Updated from 12:26 p.m. EST
It was love at first sight, and almost everyone on Wall Street was smitten.
Investors were agog over
on Friday, bidding the company's stock up well over 400% in its first day of trading. FreeMarkets' underwriters had tried to anticipate some gains, tripling the offering price to $48 from an initial $14 to $16 before turning the stock loose.
Morgan Stanley Dean Witter
, the lead underwriters, were outdone in their estimations of the Street's lust. In an extraordinary move before FreeMarket began trading,
set a 12-month price target of $300 a share.
Wall Street itself nearly matched that price target in just a few hours. Shares of the business-to-business online auctioneer climbed 232, or 482%, to close at 280. They had traded as high as 293. Trading volume totaled 7.8 million shares, more than twice the number offered.
Strangest, perhaps, was that the outpouring of affection was so scarcely odd. It capped a week in which at least five other initial public offerings exploded in their first days on the Street.
"The whole thing is momentum," said Paban Raj Pandey, an analyst at
, a research firm, and editor of the
newsletter. Pandey doesn't rate stock, and his firm doesn't do underwriting. "Every company is thinking now is the time and they're cashing in on it. The money is flowing in and it's got to go somewhere."
FreeMarkets itself pocketed about $173 million from the sale of 3.6 million shares, but IPO investors shared $835 million in first-day paper profits.
VA Linux Systems
notched the largest first-day
gain ever for an initial public offering. Linux shares climbed 209 25/32 --a stunning 698% -- to close at 239 25/32. That broke the record set by the IPO of
which posted a first-day gain of 606% in November 1998.
Earlier in the week,
rode the adrenaline-flush IPO market, tripling in price.
Agency.com, an Internet consulting and advertising company, closed up 194% on its first day
Wednesday. Andover.net, which provides free hardware and software for Linux operating programmers, closed its first day up 253%.
The American depository receipts of Jazztel, a Spanish telecommunications equipment maker, climbed 247% on its first day.
, which makes wireless products, rose 194% on its first
By Friday however, most had lost some of the ground they had gained, while Wall Street turned its eyes to FreeMarkets. Jazztel fell 7, or 12%, to 52 1/16. Andover.net was also off 12%, or 9 11/16, to 69 1/8. Agency.com slid 3 5/8, or 6%, to 61 15/16. VA Linux tripped 9%, losing 28 3/8 to 222. On the other hand AirNet was up 1 3/16, or 3%, to 36 5/8. (Jazztel closed down 6 1/4, or 10%, to 52 3/4, Andover.net finished down 10 13/16, or 14%, to 67 1/2, Agency.com finished down 3 7/16, or 5%, to 62, VA Linux closed down 24 3/8, or 10%, to 218, while AirNet finished up 3/4, or 2%, to 36 1/8.)
FreeMarkets, which is based in Pittsburgh, runs so-called reverse auctions on the Internet for buyers of industrial parts, raw materials and commodities.
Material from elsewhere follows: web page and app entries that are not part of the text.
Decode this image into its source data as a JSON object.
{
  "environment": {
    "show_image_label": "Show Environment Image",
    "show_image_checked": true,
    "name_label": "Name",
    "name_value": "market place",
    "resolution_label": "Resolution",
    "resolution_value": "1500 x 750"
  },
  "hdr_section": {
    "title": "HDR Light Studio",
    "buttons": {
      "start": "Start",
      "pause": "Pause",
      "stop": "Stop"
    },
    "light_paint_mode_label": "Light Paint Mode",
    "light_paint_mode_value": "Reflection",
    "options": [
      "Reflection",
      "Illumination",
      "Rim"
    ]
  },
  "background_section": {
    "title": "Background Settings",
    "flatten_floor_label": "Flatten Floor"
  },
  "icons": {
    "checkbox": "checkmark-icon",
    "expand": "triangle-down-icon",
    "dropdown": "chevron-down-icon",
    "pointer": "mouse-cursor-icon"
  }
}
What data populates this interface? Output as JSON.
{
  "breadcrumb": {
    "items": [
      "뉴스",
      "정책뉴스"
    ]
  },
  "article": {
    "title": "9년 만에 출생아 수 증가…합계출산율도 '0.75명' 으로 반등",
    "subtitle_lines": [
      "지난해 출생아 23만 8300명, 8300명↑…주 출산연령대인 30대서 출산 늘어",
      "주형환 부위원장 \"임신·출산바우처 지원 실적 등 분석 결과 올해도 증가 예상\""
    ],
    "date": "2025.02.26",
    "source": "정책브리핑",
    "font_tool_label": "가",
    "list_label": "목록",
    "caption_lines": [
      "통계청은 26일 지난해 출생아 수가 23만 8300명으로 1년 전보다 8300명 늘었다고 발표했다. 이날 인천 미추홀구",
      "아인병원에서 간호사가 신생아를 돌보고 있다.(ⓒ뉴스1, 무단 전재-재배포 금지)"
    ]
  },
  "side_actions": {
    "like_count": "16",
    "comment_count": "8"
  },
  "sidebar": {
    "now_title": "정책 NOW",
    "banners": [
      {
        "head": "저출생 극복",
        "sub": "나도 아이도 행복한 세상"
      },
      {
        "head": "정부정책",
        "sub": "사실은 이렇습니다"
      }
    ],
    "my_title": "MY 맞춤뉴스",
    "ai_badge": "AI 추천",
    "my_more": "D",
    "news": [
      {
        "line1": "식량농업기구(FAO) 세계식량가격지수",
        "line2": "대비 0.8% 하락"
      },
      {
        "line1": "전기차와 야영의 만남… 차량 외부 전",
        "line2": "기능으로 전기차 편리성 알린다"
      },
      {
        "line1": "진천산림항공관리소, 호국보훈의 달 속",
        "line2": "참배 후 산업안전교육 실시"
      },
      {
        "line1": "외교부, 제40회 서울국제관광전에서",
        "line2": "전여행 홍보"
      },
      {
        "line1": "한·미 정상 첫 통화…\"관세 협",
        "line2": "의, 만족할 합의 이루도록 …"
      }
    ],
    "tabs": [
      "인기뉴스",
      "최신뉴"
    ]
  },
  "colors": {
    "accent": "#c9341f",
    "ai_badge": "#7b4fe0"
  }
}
Suppliers compete against each other's prices.
Like many Internet companies, FreeMarkets says it is losing money as it focuses on growth. According to filings with the
Securities and Exchange Commission
, the company has depended on two clients,
, for most of its revenues so far. Payments from those companies comprised 77% of 1998 revenues and 65% of revenues in the six months ended June 30, 1999.
Scott Ehrens, the Bear Stearns Internet/new media analyst who set the price target of $300 a share this year for FreeMarkets, also set a $540 target over three years.
Other people on Wall Street were surprised by Bear Stearns' move. "We've never seen it before, rating it before it goes public to jump the moon right away," said Thomas O'Keefe, a research analyst at
First Call/Thomson Financial
, the agency that tracks analysts' opinions.
While the stock's price moves will likely be volatile, Ehrens said in an interview, it should increase in value over time.
Rev. Dr. Martin Luther King Jr.
in his report on the company ("Free At Last! FreeMarkets at Last!"), Ehrens ascribed much of the company's value to the savings it could provide for clients.
"It's a company that we think is terrific," he said. "We wanted to be associated with it."
Bear Stearns did not participate in the underwriting because "that was something that was locked up before our bankers talked to them," Ehrens said.
Paban, the IPO Maven analyst, also said FreeMarkets' business model looks promising.
The measure "that we use for businesses that have a consistent stream of earnings don't apply here," Pandey said. "I go for a business model that makes sense and a leader in its industry. FreeMarkets has been around for a long time."
The company was founded in 1995.